“We took a bunch of students to go talk about current things that we are voting on,” Woodson said. “We tried to focus on, especially under my leadership, letting people know that it’s okay to vote and not just focus on the presidential vote but to also be the change that you wish to see.”

If voting in-person at a polling station isn’t an option for you due to COVID-19, you can request an absentee ballot. Woodson explained that since she recently moved from Virginia to Florida, voting by mail was her best choice.

“Back home in Northern Virginia, since we have these issues going on with the mail service that could delay people having their ballots getting counted, they’re doing it early,” Woodson said. “I sent my information online, my mom and my family went out and voted so it can be counted and sent ahead.”

Austin Sams

Austin Sams, the student body president at Hampton University, mentioned that being timely and knowledgeable on your voting plan could provide a better voting experience.

“College students’ votes are historically disenfranchised... and polling places are not always accessible,” he said. “So, trying to reevaluate, acknowledge that and try to get in front of it early is something that I think is really important, especially as we head into a really important presidential election.”

Hampton uses student organizations in an attempt to get students on campuses registered to vote. Recently, the university sponsored a Sept. 8 registration kickoff called “Our Power and Our Legacy” where student government members collaborated with two other organizations to challenge one another in an attempt to see which group could register the most students. Similarly, Virginia State University organized events with efforts to gather students in order to be informed and educated on the voting process.

Student body president Kameron Gray is adamant about his fellow classmates voting, while also studying and getting to know the candidates. “We have forums and events to make sure everyone knows about different candidates and make sure that they know who they’re voting for.
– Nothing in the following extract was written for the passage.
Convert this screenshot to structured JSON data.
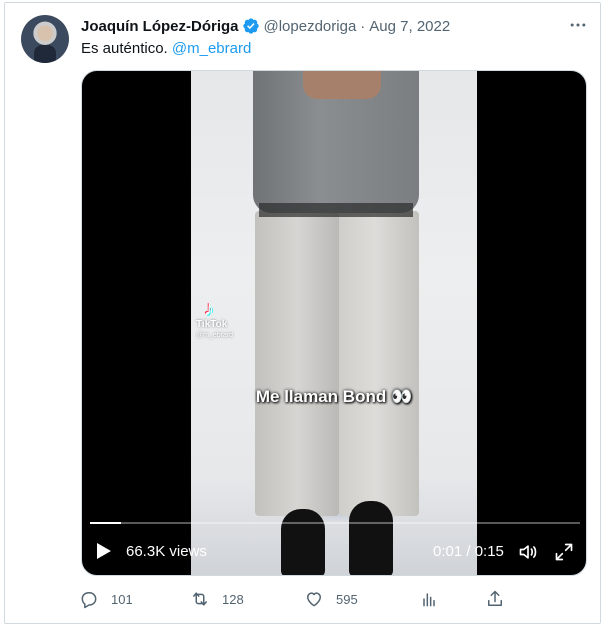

Certain people may not know who a candidate is and they may just go out and vote,” he said. “That’s not being a sound voter.”

Kameron Gray

Gray, who plans to become an elected official in another capacity down the line, says students shouldn’t prioritize the presidential election over the ones happening in their backyard.

Chesterfield County, which includes Virginia State University, has a race for Treasurer including candidates Michael Jackson (D) and Rebecca R. Longnaker (R).

“Definitely do your research on the candidates to make sure that they align with your vision,” Gray said. “Always vote for your state and local elections because those elections are the elections that actually impact you the most.”

Sams shared the same sentiment: As young adults, he said, who students decide as their next electee doesn’t just impact them now, but also in the years to come. “We are about to leave college and go into the workforce, whatever that may look like,” he said. “So it’s important that we really evaluate the people that are on the ballot — from president all the way down to your local school board elections — and think about the people that are going to not only impact our lives moving forward, but eventually our kids lives and our loved ones later on down the road.”

Regardless of who students vote for, Gray simply wants to ensure that the student body has the right resources and organizations to aid in the voting process. He invites students to reach out to the Association of Political Science, an organization that provides knowledge on the candidates and which he’s a part of.

“Be a sound voter,” he said. “Don’t just vote for who people tell you to vote for,” Gray said. Even by not voting, Gray said, students have made an important decision about their future. If they don’t make their voice heard at the ballot box, they have sent a message either way, Gray argues.

“You are responsible for yourself, you are accountable for yourself,” Woodson said. “Many people say, ‘My vote doesn’t count.’ Well ... I tell all my friends, by not voting, that is you voting.”

Next: HBCU professors in Virginia believe this election is unlike any of its predecessors, and here’s what they believe students and faculty alike can do other than vote.